Ferrari F355

Street car or racer? both actually.

Ferrari F35 Image

During the 1990s the Ferrari F355 became, at the time, the best selling Ferrari ever. It was easy to see why.

Anyone who parked an F355 for any length of time can expect to come back to find a crowd of admirers gazing hungrily at it! This car has sex appeal writ large. It is obviously a racing car, which had been adapted for street use, and adapted very well indeed. A rich man's plaything in fact.

It had been developed from the earlier 348, which was a mid-to-rear engined two seater with a 3.4 litre V8 engine pushing out nearly 300 horsepower. It was very popular because of it's looks, power and Ferrari design, selling just under 9000 units during a six year production run between 1986 and 1995. This beast had two drawbacks however. Even though steering was light and precise at speed it was not terribly comfortable to drive in slow traffic. It also had a tendency to oversteer when pushed to it's limit. The 355 was designed to eliminate these issues.

Power output was to be increased to not only provide more speed and higher acceleration but also to make it more docile for town use.

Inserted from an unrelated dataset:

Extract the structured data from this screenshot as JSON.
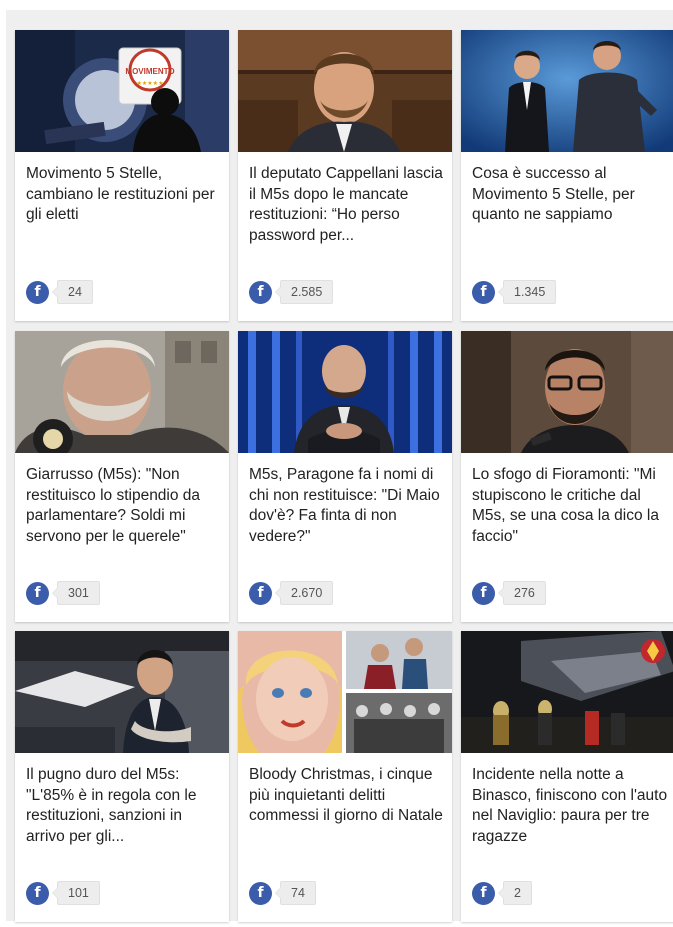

This was achieved partly by increasing displacement slightly from 3.4 litre to 3.5 litre but what really made a difference was the multivalve cylinder head. Instead of a single valve per cylinder to draw the fuel in, and another to expel the exhaust gases, this engine had three inlet valves and two exhaust valves per cylinder, which the Ferrari engineers had found to give the best balance to provide maximum power output and the potential for higher revolutions per minute. This engine was given a thorough testing at the company's own Maranello test track where, pitted against a standard 348, it completed the course seven seconds ahead of it's rival.

Styling was influenced by windtunnel tests, of which over 1300 hours were logged. It was found that a small spoiler on the rear tail helped to give better airflow and an underbody tray generated extra downforce to help the car stay on the road at high speed. A lighter clutch than normal was fitted with a smoother five-speed gearbox; there was even the option of a racing style finger operated shift situated behind the steering wheel, which was typical of their Formula One racing cars; as were the titanium alloy conrods, which up until then had been the exclusive preserve of pure racing cars.

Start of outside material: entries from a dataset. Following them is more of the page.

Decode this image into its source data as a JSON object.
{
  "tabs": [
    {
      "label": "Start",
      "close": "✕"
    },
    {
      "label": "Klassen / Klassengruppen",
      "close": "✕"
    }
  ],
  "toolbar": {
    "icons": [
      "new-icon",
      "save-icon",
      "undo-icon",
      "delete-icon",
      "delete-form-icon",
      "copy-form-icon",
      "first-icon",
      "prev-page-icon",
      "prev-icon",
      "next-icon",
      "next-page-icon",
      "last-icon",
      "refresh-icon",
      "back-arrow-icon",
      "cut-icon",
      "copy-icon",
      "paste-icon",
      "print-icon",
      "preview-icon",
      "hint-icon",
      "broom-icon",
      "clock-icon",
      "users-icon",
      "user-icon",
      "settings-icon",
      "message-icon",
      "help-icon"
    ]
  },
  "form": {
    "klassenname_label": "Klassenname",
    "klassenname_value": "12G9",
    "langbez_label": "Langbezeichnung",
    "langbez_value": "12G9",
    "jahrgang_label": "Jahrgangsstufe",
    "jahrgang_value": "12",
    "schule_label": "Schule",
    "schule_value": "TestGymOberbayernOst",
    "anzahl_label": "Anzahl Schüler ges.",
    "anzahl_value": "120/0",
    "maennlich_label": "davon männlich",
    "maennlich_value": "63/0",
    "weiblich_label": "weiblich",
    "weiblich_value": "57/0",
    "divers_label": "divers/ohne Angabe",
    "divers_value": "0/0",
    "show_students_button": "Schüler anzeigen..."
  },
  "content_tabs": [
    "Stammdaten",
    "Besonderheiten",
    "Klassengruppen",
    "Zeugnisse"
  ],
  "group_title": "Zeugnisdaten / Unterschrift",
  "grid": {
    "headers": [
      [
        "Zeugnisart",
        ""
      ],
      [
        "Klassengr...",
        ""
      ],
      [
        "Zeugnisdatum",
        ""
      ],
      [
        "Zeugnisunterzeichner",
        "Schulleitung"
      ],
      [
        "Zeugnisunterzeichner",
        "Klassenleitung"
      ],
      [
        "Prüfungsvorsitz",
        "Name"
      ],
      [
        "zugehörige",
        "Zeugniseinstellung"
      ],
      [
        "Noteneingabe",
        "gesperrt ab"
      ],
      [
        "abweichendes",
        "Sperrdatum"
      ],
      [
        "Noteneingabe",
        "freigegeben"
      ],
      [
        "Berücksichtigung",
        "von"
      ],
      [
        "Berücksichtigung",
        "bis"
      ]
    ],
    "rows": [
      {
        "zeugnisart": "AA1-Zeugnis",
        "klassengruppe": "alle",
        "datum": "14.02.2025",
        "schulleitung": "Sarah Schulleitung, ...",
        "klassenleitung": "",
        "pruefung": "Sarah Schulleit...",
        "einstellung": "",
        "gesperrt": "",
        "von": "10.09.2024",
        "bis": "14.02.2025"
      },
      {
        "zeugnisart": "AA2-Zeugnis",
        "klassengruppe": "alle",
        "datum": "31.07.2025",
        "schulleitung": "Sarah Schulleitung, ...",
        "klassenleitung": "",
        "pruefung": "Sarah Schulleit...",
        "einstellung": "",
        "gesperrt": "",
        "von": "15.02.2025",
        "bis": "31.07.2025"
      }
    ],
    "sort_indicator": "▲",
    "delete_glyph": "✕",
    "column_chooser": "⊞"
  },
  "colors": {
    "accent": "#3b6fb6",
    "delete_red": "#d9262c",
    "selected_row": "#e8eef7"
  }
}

Even the best designed cars cannot be guaranteed to be free of faults however. A recall was necessary in 2009 of 2400 cars in the United States when it was found that a screw clamp to a fuel supply line had been incorrectly placed; this could cause wear on the fuel line allowing for a possible leakage of fuel close to the engine, and this did in fact cause at least one fire. However despite this very few minor modifications were necessary throughout the rest of the production run. A total of more than 11,200 cars were sold during the five-year period; a Ferrari record at the time.